[[ Input records, beginning ]]
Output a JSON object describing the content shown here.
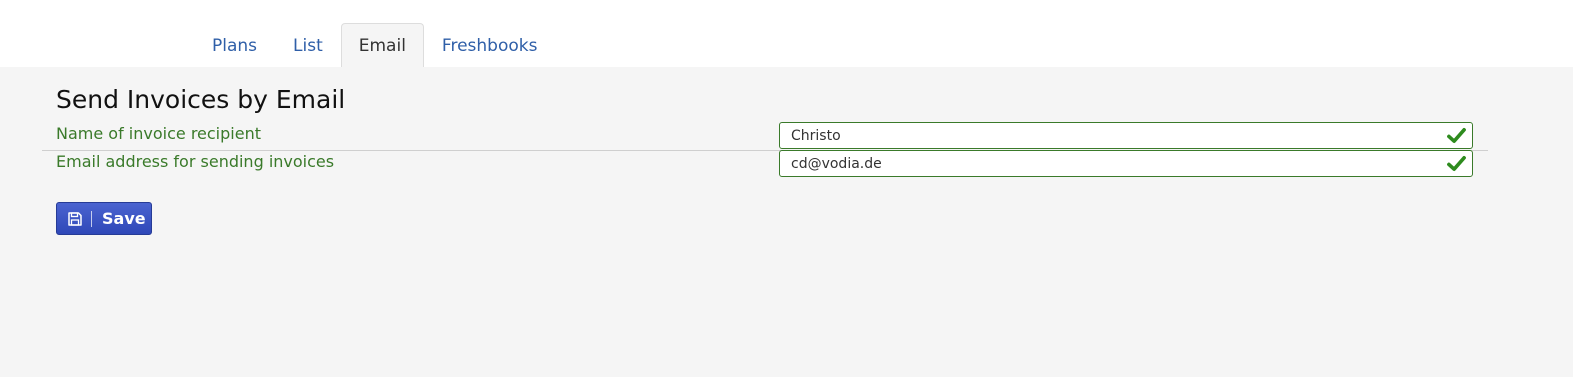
{
  "tabs": [
    {
      "label": "Plans",
      "active": false
    },
    {
      "label": "List",
      "active": false
    },
    {
      "label": "Email",
      "active": true
    },
    {
      "label": "Freshbooks",
      "active": false
    }
  ],
  "form": {
    "title": "Send Invoices by Email",
    "fields": [
      {
        "label": "Name of invoice recipient",
        "value": "Christo",
        "valid": true
      },
      {
        "label": "Email address for sending invoices",
        "value": "cd@vodia.de",
        "valid": true
      }
    ],
    "save_label": "Save"
  },
  "colors": {
    "tab_link": "#2f5fa8",
    "label_green": "#3a7a2a",
    "check_green": "#2e8b1e",
    "button_blue": "#3a52c2",
    "content_bg": "#f5f5f5"
  },
  "icons": {
    "valid": "checkmark-icon",
    "save": "floppy-disk-icon"
  }
}
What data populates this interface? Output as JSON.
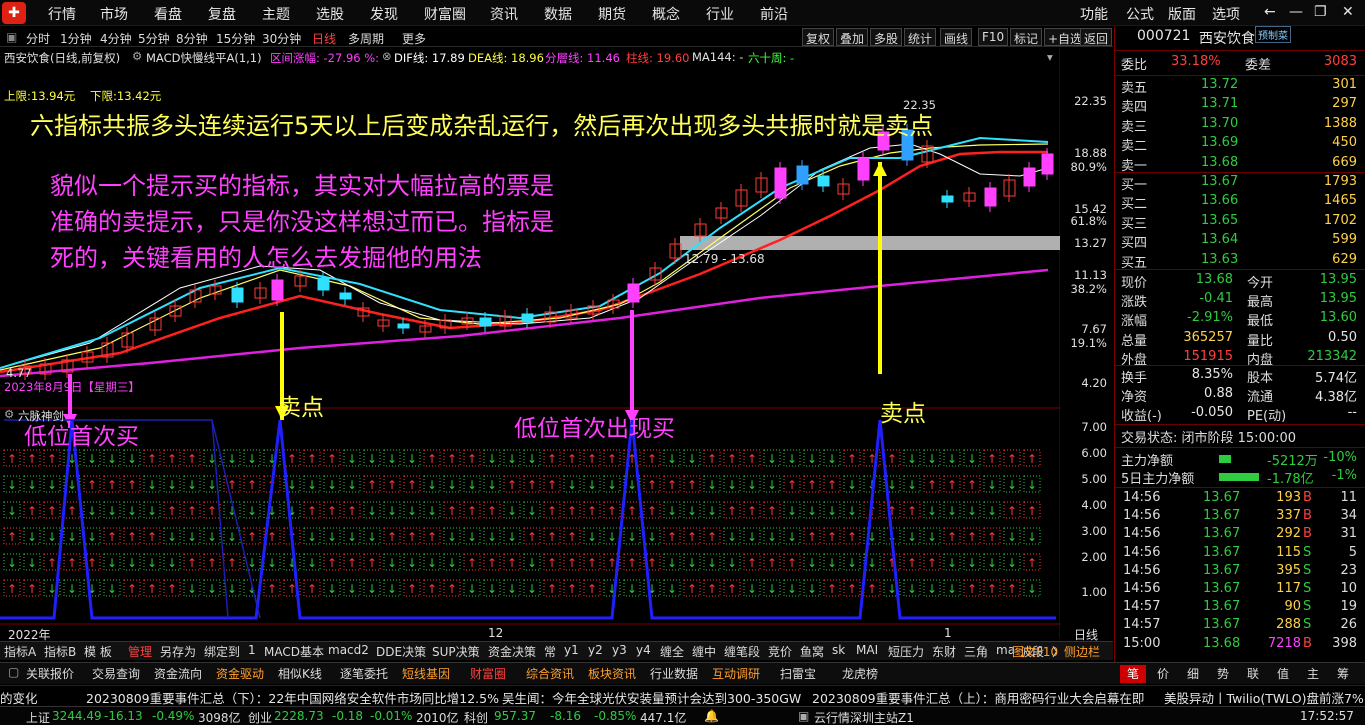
{
  "menu": {
    "items": [
      "行情",
      "市场",
      "看盘",
      "复盘",
      "主题",
      "选股",
      "发现",
      "财富圈",
      "资讯",
      "数据",
      "期货",
      "概念",
      "行业",
      "前沿"
    ],
    "right": [
      "功能",
      "公式",
      "版面",
      "选项"
    ]
  },
  "periods": {
    "items": [
      "分时",
      "1分钟",
      "4分钟",
      "5分钟",
      "8分钟",
      "15分钟",
      "30分钟",
      "日线",
      "多周期",
      "更多"
    ],
    "active": "日线"
  },
  "tools": [
    "复权",
    "叠加",
    "多股",
    "统计",
    "画线",
    "F10",
    "标记",
    "+自选",
    "返回"
  ],
  "chart_header": {
    "stock": "西安饮食(日线,前复权)",
    "macd_label": "MACD快慢线平A(1,1)",
    "range_label": "区间涨幅: -27.96 %:",
    "dif": "DIF线: 17.89",
    "dea": "DEA线: 18.96",
    "fen": "分層线: 11.46",
    "zhu": "柱线: 19.60",
    "ma144": "MA144: -",
    "liushi": "六十周: -"
  },
  "limits": {
    "upper": "上限:13.94元",
    "lower": "下限:13.42元"
  },
  "annotations": {
    "headline": "六指标共振多头连续运行5天以上后变成杂乱运行，然后再次出现多头共振时就是卖点",
    "desc1": "貌似一个提示买的指标，其实对大幅拉高的票是",
    "desc2": "准确的卖提示，只是你没这样想过而已。指标是",
    "desc3": "死的，关键看用的人怎么去发掘他的用法",
    "buy1": "低位首次买",
    "sell1": "卖点",
    "buy2": "低位首次出现买",
    "sell2": "卖点",
    "band": "12.79 - 13.68",
    "peak": "22.35",
    "low_mark": "4.77",
    "date_mark": "2023年8月9日【星期三】"
  },
  "price_axis": [
    "22.35",
    "18.88",
    "80.9%",
    "15.42",
    "61.8%",
    "13.27",
    "11.13",
    "38.2%",
    "7.67",
    "19.1%",
    "4.20"
  ],
  "indicator": {
    "name": "六脉神剑",
    "axis": [
      "7.00",
      "6.00",
      "5.00",
      "4.00",
      "3.00",
      "2.00",
      "1.00"
    ]
  },
  "time_axis": {
    "left": "2022年",
    "mid": "12",
    "right": "1",
    "unit": "日线"
  },
  "quote": {
    "code": "000721",
    "name": "西安饮食",
    "badge": "预制菜",
    "weibi_l": "委比",
    "weibi": "33.18%",
    "weicha_l": "委差",
    "weicha": "3083",
    "sells": [
      [
        "卖五",
        "13.72",
        "301"
      ],
      [
        "卖四",
        "13.71",
        "297"
      ],
      [
        "卖三",
        "13.70",
        "1388"
      ],
      [
        "卖二",
        "13.69",
        "450"
      ],
      [
        "卖一",
        "13.68",
        "669"
      ]
    ],
    "buys": [
      [
        "买一",
        "13.67",
        "1793"
      ],
      [
        "买二",
        "13.66",
        "1465"
      ],
      [
        "买三",
        "13.65",
        "1702"
      ],
      [
        "买四",
        "13.64",
        "599"
      ],
      [
        "买五",
        "13.63",
        "629"
      ]
    ],
    "stats": [
      [
        "现价",
        "13.68",
        "今开",
        "13.95"
      ],
      [
        "涨跌",
        "-0.41",
        "最高",
        "13.95"
      ],
      [
        "涨幅",
        "-2.91%",
        "最低",
        "13.60"
      ],
      [
        "总量",
        "365257",
        "量比",
        "0.50"
      ],
      [
        "外盘",
        "151915",
        "内盘",
        "213342"
      ]
    ],
    "stats2": [
      [
        "换手",
        "8.35%",
        "股本",
        "5.74亿"
      ],
      [
        "净资",
        "0.88",
        "流通",
        "4.38亿"
      ],
      [
        "收益(-)",
        "-0.050",
        "PE(动)",
        "--"
      ]
    ],
    "trade_state": "交易状态: 闭市阶段 15:00:00",
    "flow": [
      [
        "主力净额",
        "-5212万",
        "-10%"
      ],
      [
        "5日主力净额",
        "-1.78亿",
        "-1%"
      ]
    ],
    "ticks": [
      [
        "14:56",
        "13.67",
        "193",
        "B",
        "11"
      ],
      [
        "14:56",
        "13.67",
        "337",
        "B",
        "34"
      ],
      [
        "14:56",
        "13.67",
        "292",
        "B",
        "31"
      ],
      [
        "14:56",
        "13.67",
        "115",
        "S",
        "5"
      ],
      [
        "14:56",
        "13.67",
        "395",
        "S",
        "23"
      ],
      [
        "14:56",
        "13.67",
        "117",
        "S",
        "10"
      ],
      [
        "14:57",
        "13.67",
        "90",
        "S",
        "19"
      ],
      [
        "14:57",
        "13.67",
        "288",
        "S",
        "26"
      ],
      [
        "15:00",
        "13.68",
        "7218",
        "B",
        "398"
      ]
    ]
  },
  "toolbar1": [
    "指标A",
    "指标B",
    "模 板",
    "管理",
    "另存为",
    "绑定到",
    "1",
    "MACD基本",
    "macd2",
    "DDE决策",
    "SUP决策",
    "资金决策",
    "常",
    "y1",
    "y2",
    "y3",
    "y4",
    "缠全",
    "缠中",
    "缠笔段",
    "竞价",
    "鱼窝",
    "sk",
    "MAI",
    "短压力",
    "东财",
    "三角",
    "ma",
    "波段",
    "〉",
    "图文F10",
    "侧边栏"
  ],
  "toolbar2": [
    "关联报价",
    "交易查询",
    "资金流向",
    "资金驱动",
    "相似K线",
    "逐笔委托",
    "短线基因",
    "财富圈",
    "综合资讯",
    "板块资讯",
    "行业数据",
    "互动调研",
    "扫雷宝",
    "龙虎榜"
  ],
  "toolbar2_right": [
    "笔",
    "价",
    "细",
    "势",
    "联",
    "值",
    "主",
    "筹"
  ],
  "news": [
    "的变化",
    "20230809重要事件汇总（下）：22年中国网络安全软件市场同比增12.5%",
    "吴生闻：今年全球光伏安装量预计会达到300-350GW",
    "20230809重要事件汇总（上）：商用密码行业大会启幕在即",
    "美股异动丨Twilio(TWLO)盘前涨7% C"
  ],
  "status": {
    "sh_l": "上证",
    "sh": "3244.49",
    "sh_c": "-16.13",
    "sh_p": "-0.49%",
    "sh_v": "3098亿",
    "cy_l": "创业",
    "cy": "2228.73",
    "cy_c": "-0.18",
    "cy_p": "-0.01%",
    "cy_v": "2010亿",
    "kc_l": "科创",
    "kc": "957.37",
    "kc_c": "-8.16",
    "kc_p": "-0.85%",
    "kc_v": "447.1亿",
    "server": "云行情深圳主站Z1",
    "time": "17:52:57"
  },
  "colors": {
    "up": "#ff3b3b",
    "down": "#2ecc40",
    "band": "#b0b0b0",
    "headline": "#ffff55",
    "desc": "#ff40ff",
    "arrow_sell": "#ffff00",
    "arrow_buy": "#ff40ff",
    "indicator_line": "#2020ff"
  }
}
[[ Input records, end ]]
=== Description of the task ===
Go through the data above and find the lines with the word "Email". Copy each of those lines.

=== Problem solution ===
      "label": "Email",
    "title": "Send Invoices by Email",
        "label": "Email address for sending invoices",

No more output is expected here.